EXERCISE:
Restate each of the lines below word for word and drop every picture.

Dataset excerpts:
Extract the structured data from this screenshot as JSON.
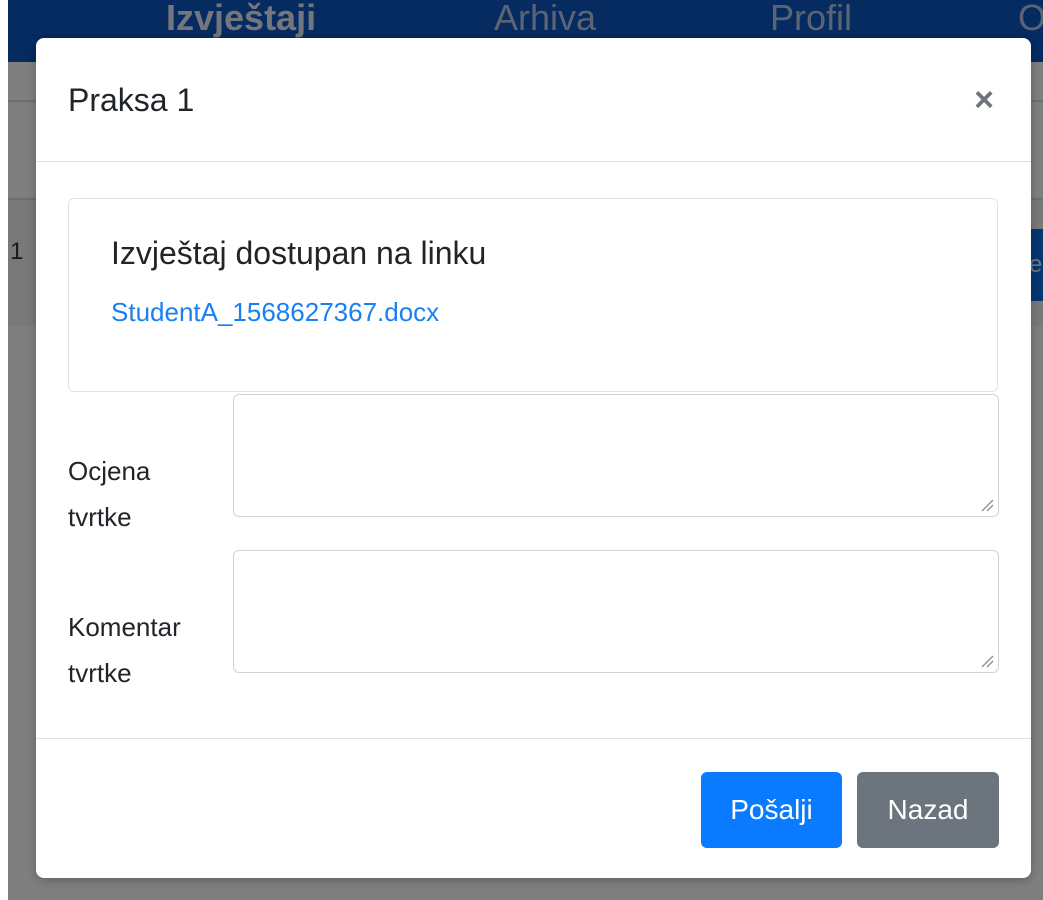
{
  "background": {
    "nav_items": [
      "Izvještaji",
      "Arhiva",
      "Profil",
      "O"
    ],
    "row_number": "1",
    "row_button_fragment": "e"
  },
  "modal": {
    "title": "Praksa 1",
    "close_glyph": "×",
    "card": {
      "title": "Izvještaj dostupan na linku",
      "link_text": "StudentA_1568627367.docx"
    },
    "fields": [
      {
        "label_line1": "Ocjena",
        "label_line2": "tvrtke",
        "value": ""
      },
      {
        "label_line1": "Komentar",
        "label_line2": "tvrtke",
        "value": ""
      }
    ],
    "footer": {
      "submit_label": "Pošalji",
      "back_label": "Nazad"
    }
  },
  "colors": {
    "primary": "#0a7bff",
    "secondary": "#6c757d",
    "link": "#1a7ff2",
    "navbar": "#0a56c2"
  }
}
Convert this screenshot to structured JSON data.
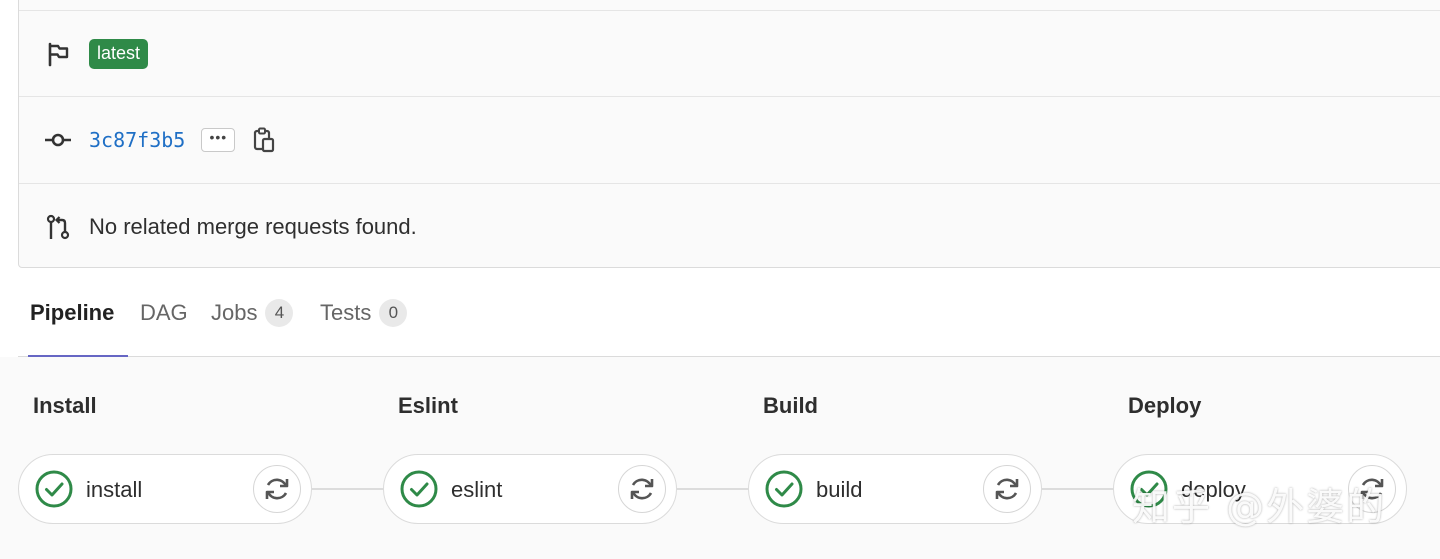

OUTPUT FOR THIS TASK:
Extract the structured data from this screenshot as JSON.
{
  "background": {
    "nav_items": [
      "Izvještaji",
      "Arhiva",
      "Profil",
      "O"
    ],
    "row_number": "1",
    "row_button_fragment": "e"
  },
  "modal": {
    "title": "Praksa 1",
    "close_glyph": "×",
    "card": {
      "title": "Izvještaj dostupan na linku",
      "link_text": "StudentA_1568627367.docx"
    },
    "fields": [
      {
        "label_line1": "Ocjena",
        "label_line2": "tvrtke",
        "value": ""
      },
      {
        "label_line1": "Komentar",
        "label_line2": "tvrtke",
        "value": ""
      }
    ],
    "footer": {
      "submit_label": "Pošalji",
      "back_label": "Nazad"
    }
  },
  "colors": {
    "primary": "#0a7bff",
    "secondary": "#6c757d",
    "link": "#1a7ff2",
    "navbar": "#0a56c2"
  }
}
Convert this screenshot to structured JSON data.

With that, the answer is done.